Perilous journey; Empty vessel; Out of reach; Choked up
- Published 8.06.18
• Sir - This year, for the first time, June 3 was celebrated as World Bicycle Day. Bicycles are considered to be the most environment friendly mode of transport. Thousands of people across the world use bicycles everyday; Calcutta is no exception. Unfortunately, only a handful of people wear helmets while riding cycles. Helmets can protect riders from serious injuries in case of accidents. Hence, wearing helmets should be made compulsory for cyclists. Simultaneously, separate lanes should be constructed for them. This would make roads safer for those who ride cycles.
• Sir - The pronouncements on ancient India's mastery of science and technology are getting curiouser and curiouser ("Hindutva lab cooks up 'test-tube' Sita", June 2). Where on the one hand, Indian leaders seem to be seeking reassurance in a mythical past, the president of China, Xi Jinping, has a different set of priorities. He is intent on using modern science to develop his country instead of harping on ancient glories of China.
India's first prime minister, Jawaharlal Nehru, understood the importance of scientific and technological advancement and had set the course of the nation accordingly. Alas, today everything he is associated with is seen as evil.
• Sir - It is difficult to understand why there is such hullabaloo over the remark made by the deputy chief minister of Uttar Pradesh, Dinesh Sharma. He has said that Sita must have been a test-tube baby. Sharma is not the only one from the saffron camp to have made such a comment. The prime minister, Narendra Modi, and others, too, have made such absurd and unscientific remarks in the past.
If Sita was indeed a test-tube baby, then why was her father, Janaka, using a plough to cultivate the land instead of a mechanized tractor? Not only have the Bharatiya Janata Party leaders courted controversy with their comments, they have also dented India's image in the world.
Bidyut Kumar Chatterjee,

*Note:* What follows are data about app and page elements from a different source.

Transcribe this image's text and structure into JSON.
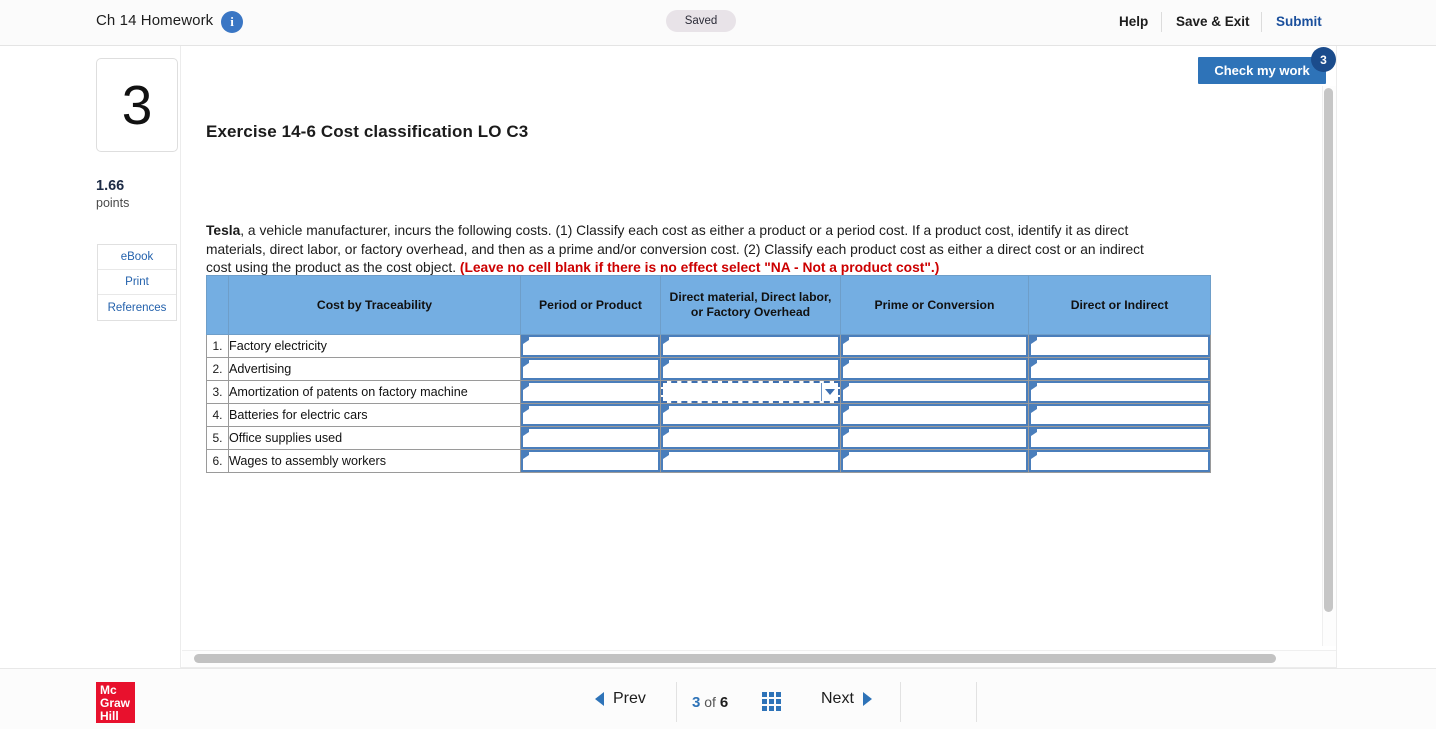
{
  "topbar": {
    "assignment_title": "Ch 14 Homework",
    "info_icon": "info-icon",
    "saved_status": "Saved",
    "help_label": "Help",
    "save_exit_label": "Save & Exit",
    "submit_label": "Submit"
  },
  "check_my_work": {
    "label": "Check my work",
    "badge_count": "3"
  },
  "rail": {
    "question_number": "3",
    "points_value": "1.66",
    "points_label": "points",
    "links": [
      {
        "label": "eBook"
      },
      {
        "label": "Print"
      },
      {
        "label": "References"
      }
    ]
  },
  "exercise": {
    "title": "Exercise 14-6 Cost classification LO C3",
    "prompt_bold_lead": "Tesla",
    "prompt_body": ", a vehicle manufacturer, incurs the following costs. (1) Classify each cost as either a product or a period cost. If a product cost, identify it as direct materials, direct labor, or factory overhead, and then as a prime and/or conversion cost. (2) Classify each product cost as either a direct cost or an indirect cost using the product as the cost object. ",
    "prompt_red": "(Leave no cell blank if there is no effect select \"NA - Not a product cost\".)"
  },
  "table": {
    "headers": [
      "Cost by Traceability",
      "Period or Product",
      "Direct material, Direct labor, or Factory Overhead",
      "Prime or Conversion",
      "Direct or Indirect"
    ],
    "rows": [
      {
        "num": "1.",
        "cost": "Factory electricity",
        "period_or_product": "",
        "dm_dl_fo": "",
        "prime_or_conversion": "",
        "direct_or_indirect": ""
      },
      {
        "num": "2.",
        "cost": "Advertising",
        "period_or_product": "",
        "dm_dl_fo": "",
        "prime_or_conversion": "",
        "direct_or_indirect": ""
      },
      {
        "num": "3.",
        "cost": "Amortization of patents on factory machine",
        "period_or_product": "",
        "dm_dl_fo": "",
        "prime_or_conversion": "",
        "direct_or_indirect": ""
      },
      {
        "num": "4.",
        "cost": "Batteries for electric cars",
        "period_or_product": "",
        "dm_dl_fo": "",
        "prime_or_conversion": "",
        "direct_or_indirect": ""
      },
      {
        "num": "5.",
        "cost": "Office supplies used",
        "period_or_product": "",
        "dm_dl_fo": "",
        "prime_or_conversion": "",
        "direct_or_indirect": ""
      },
      {
        "num": "6.",
        "cost": "Wages to assembly workers",
        "period_or_product": "",
        "dm_dl_fo": "",
        "prime_or_conversion": "",
        "direct_or_indirect": ""
      }
    ],
    "selected_cell": {
      "row": "3",
      "column": "Direct material, Direct labor, or Factory Overhead"
    }
  },
  "footer": {
    "logo_line1": "Mc",
    "logo_line2": "Graw",
    "logo_line3": "Hill",
    "prev_label": "Prev",
    "next_label": "Next",
    "page_current": "3",
    "page_of": "of",
    "page_total": "6"
  },
  "colors": {
    "accent_blue": "#2e73b8",
    "link_blue": "#2361ac",
    "submit_blue": "#1a4f9c",
    "header_fill": "#74aee2",
    "cell_border": "#4a7ebb",
    "red_text": "#cc0000",
    "logo_red": "#e8112d"
  }
}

• Sir - The statement made by Dinesh Sharma is both hilarious and shocking. Equally strange is his claim that journalism existed during Mahabharata, and that Narada acted like Google. Such comments are suitable in a parody, not in real life. Of late, it seems to have become a matter of pride for legislators to connect every scientific innovation with ancient Indian civilization.

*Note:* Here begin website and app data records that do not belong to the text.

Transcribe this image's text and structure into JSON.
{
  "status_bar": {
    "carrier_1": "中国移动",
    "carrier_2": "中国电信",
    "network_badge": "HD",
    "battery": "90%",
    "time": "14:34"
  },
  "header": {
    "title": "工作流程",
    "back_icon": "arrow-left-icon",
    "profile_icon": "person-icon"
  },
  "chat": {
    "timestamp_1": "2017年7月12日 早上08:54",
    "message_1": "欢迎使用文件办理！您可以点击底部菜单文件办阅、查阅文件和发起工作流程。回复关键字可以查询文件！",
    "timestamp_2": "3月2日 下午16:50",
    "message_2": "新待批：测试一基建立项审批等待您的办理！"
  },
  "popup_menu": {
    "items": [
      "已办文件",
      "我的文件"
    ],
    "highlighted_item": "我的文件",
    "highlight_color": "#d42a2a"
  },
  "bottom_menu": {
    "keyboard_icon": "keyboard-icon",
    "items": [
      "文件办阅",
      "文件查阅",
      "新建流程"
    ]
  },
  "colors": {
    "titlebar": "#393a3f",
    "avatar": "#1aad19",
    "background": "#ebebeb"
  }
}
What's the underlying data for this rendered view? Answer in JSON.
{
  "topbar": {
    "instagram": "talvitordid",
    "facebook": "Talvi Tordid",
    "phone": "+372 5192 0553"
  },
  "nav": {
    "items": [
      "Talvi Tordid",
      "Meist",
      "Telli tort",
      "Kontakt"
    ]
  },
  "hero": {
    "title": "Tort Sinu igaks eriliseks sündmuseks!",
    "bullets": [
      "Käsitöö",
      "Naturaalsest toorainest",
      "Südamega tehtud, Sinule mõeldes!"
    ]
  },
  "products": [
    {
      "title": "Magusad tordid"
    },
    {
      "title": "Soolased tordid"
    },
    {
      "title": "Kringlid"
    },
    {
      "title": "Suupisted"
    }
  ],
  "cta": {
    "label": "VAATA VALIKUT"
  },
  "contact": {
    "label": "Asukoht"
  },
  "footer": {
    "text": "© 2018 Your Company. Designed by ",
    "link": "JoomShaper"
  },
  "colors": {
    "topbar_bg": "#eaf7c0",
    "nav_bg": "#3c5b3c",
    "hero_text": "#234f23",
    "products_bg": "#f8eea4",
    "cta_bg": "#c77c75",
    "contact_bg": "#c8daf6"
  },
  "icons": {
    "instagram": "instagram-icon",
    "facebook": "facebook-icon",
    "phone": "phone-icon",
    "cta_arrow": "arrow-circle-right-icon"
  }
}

Funny as these comments may be, they highlight a dangerous trend. They reveal a lack of intelligence, understanding and the parochial outlook of India's legislators. If examinations are conducted for appointing people for government jobs, ranging from the post of peons to bureaucrats, why can a similar test not be organized for legislators? In this way, one can expect better governance.
Sadiq Hussain Laskar,

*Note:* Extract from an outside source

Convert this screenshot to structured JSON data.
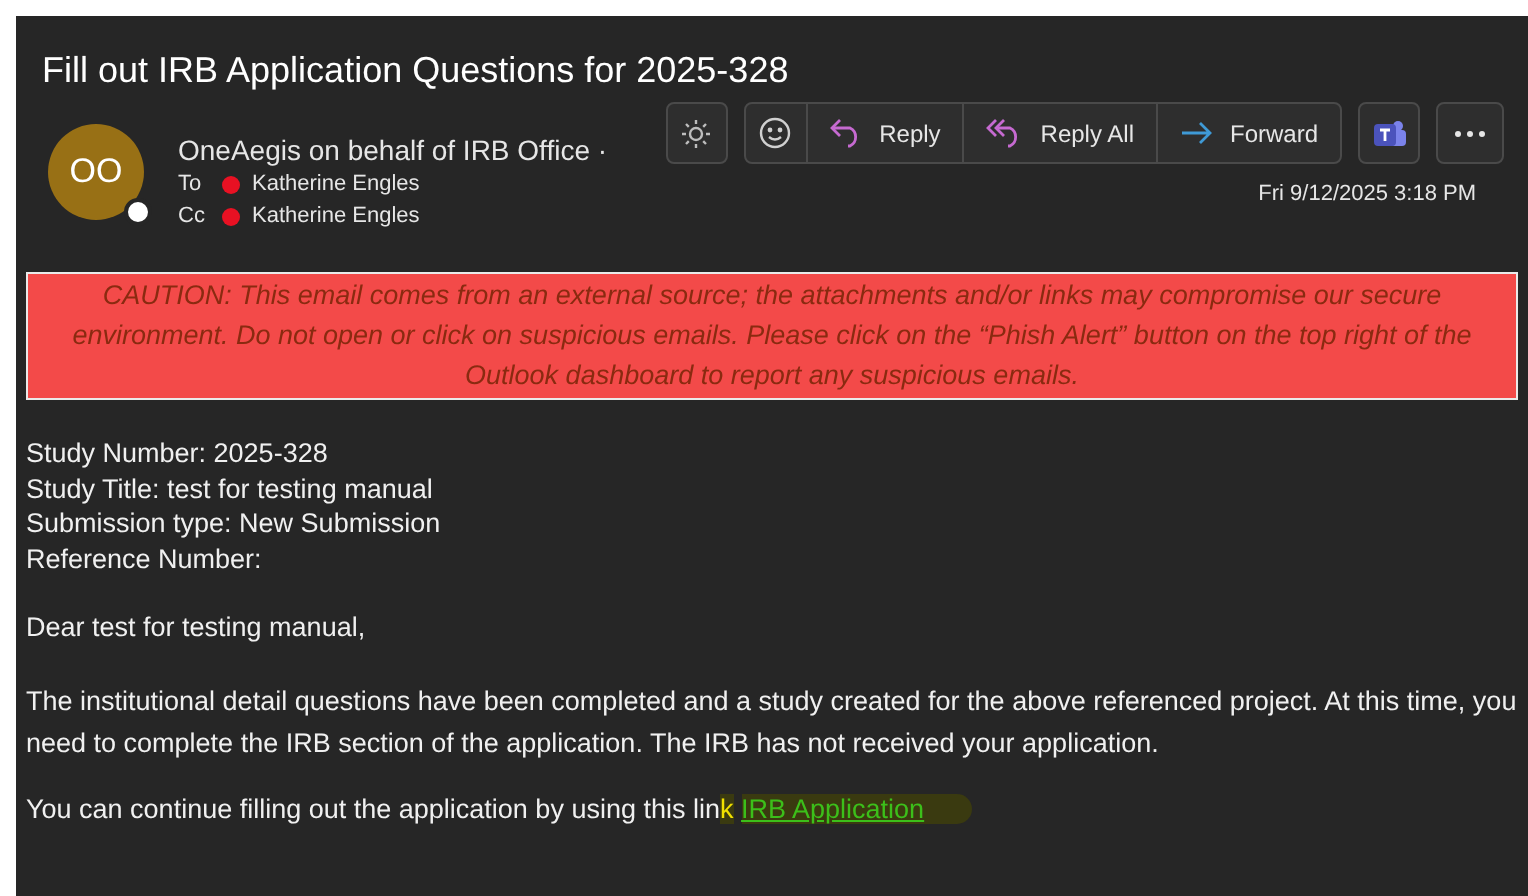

Out of reach
• Sir - It is shocking that the price of petrol was slashed by just one paisa, after several days of hike in prices ("Crude one-paisa joke on petrol", May 31). Even when crude oil prices touched $147 a barrel after the 2008 global economic crisis, the prices of petrol and diesel in India were about Rs 50 and Rs 35 per litre, respectively. Now when the price of crude oil is $80 a barrel, petrol and diesel prices are about Rs 80 and Rs 70 per litre, respectively.
One of the primary reasons behind the exorbitant rates are the taxes imposed by both the Centre and the state governments. These taxes should immediately be lowered. The present dispensation at the Centre is treating oil as a cash cow to mop up additional revenue. Instead of inflating fuel prices, the government should bring petrol and diesel under the goods and services tax. This will help stabilize the price of fuel. The government should also find other avenues to generate revenue. Fuel prices have become an unavoidable burden for common people.
• Sir - The price of petroleum is growing unabated. This has been ascribed to the rise in the price of crude oil in the world market. But with the rapid rise in fuel prices, the prices of other commodities will also rise owing to the increase in cost of transportation of several products. This will ensure high inflation, and impact India's growth rate.
The government's reluctance to control the price of fuel clearly stems from the fact that it is a major source of revenue. None seems to be bothered about the plight of common people.
• Sir - Plastic has become an integral part of our lives. But plastic poses one of the biggest threats to the environment. Water bodies, whether it is the Pacific Ocean or local rivers and lakes, are choking with plastic waste. It is thus heartening that scientists in Japan have succeeded in finding a strain of bacteria that can 'eat' plastic. It breaks down the polyethylene terephthalate, leaving behind compounds that are easily biodegradable. Governments across the world should take note of this discovery and use it to curb plastic pollution.
• Sir - Plastic pollution might be a huge challenge but at the same time is not that difficult to beat. Simple steps like carrying a steel water bottle and refilling this throughout the day instead of buying packaged water or refusing plastic straws and styrofoam cups can make a big difference. Each person should think twice before buying an item that contains plastic.